Adjust your food budget.

The best way for you to fight food inflation is with a budget. Because when you’ve made a plan for your money before the month begins, you can shop those grocery store aisles with confidence. Plus, the great thing about a budget is that you can adjust it—and you should!

Because let’s be honest, even after using all of these food-saving tips, you might still end up spending more than you usually would on food. But when you budget with EveryDollar, it’s super easy to track all your food purchases, move some numbers around, and see where you can cut back in other areas. Your budget is there to work for you, not against you.

And listen, food prices may be going up, but you will get through this.
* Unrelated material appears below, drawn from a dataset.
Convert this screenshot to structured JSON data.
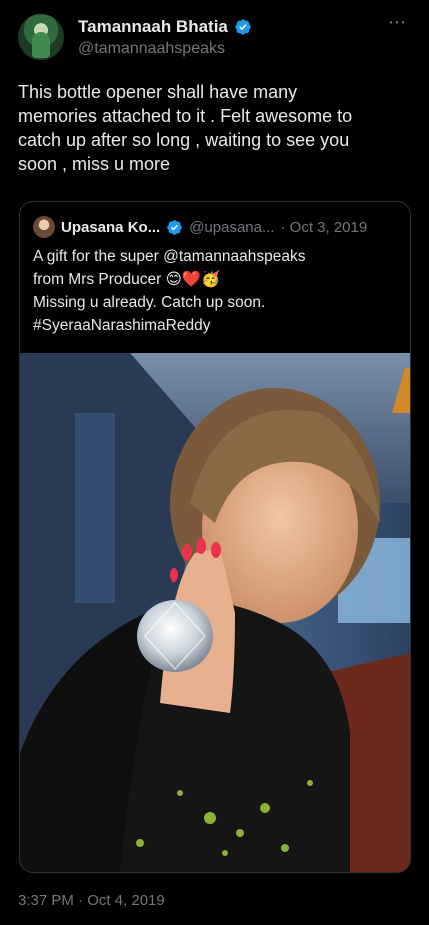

All it takes is intentional planning, some focus, a little bit of creativity, and of course, your trusty budget.

Meal planning on a budget?

Save time and money each week with the Rachel Cruze Meal Planner & Grocery Savings Guide.

Get the Guide

Did you find this article helpful? Share it!

Ramsey Solutions

About the author


Ramsey Solutions has been committed to helping people regain control of their money, build wealth, grow their leadership skills, and enhance their lives through personal development since 1992. Millions of people have used our financial advice through 22 books (including 12 national bestsellers) published by Ramsey Press, as well as two syndicated radio shows and 10 podcasts, which have over 17 million weekly listeners. Learn More.

Related Articles

how much to budget for groceries

How Much to Budget for Groceries

Food prices are out of control, but your budget doesn’t have to be! Find out how to budget for groceries each month—and how to save more money at checkout.

Ramsey Ramsey
eating healthy on a budget

How to Eat Healthy on a Budget

Eating healthy and living on a budget don’t have to be opposites or enemies. You can do both. Try these 21 ways to eat healthy on a budget and make it happen.

Ramsey Ramsey
What Is Inflation

What Is Inflation?

Inflation hits us all where it hurts—in our wallets. Inflation is an increase in the price of goods and services over time. In other words, things just cost more than they did in the good ol’ days.

Ramsey Ramsey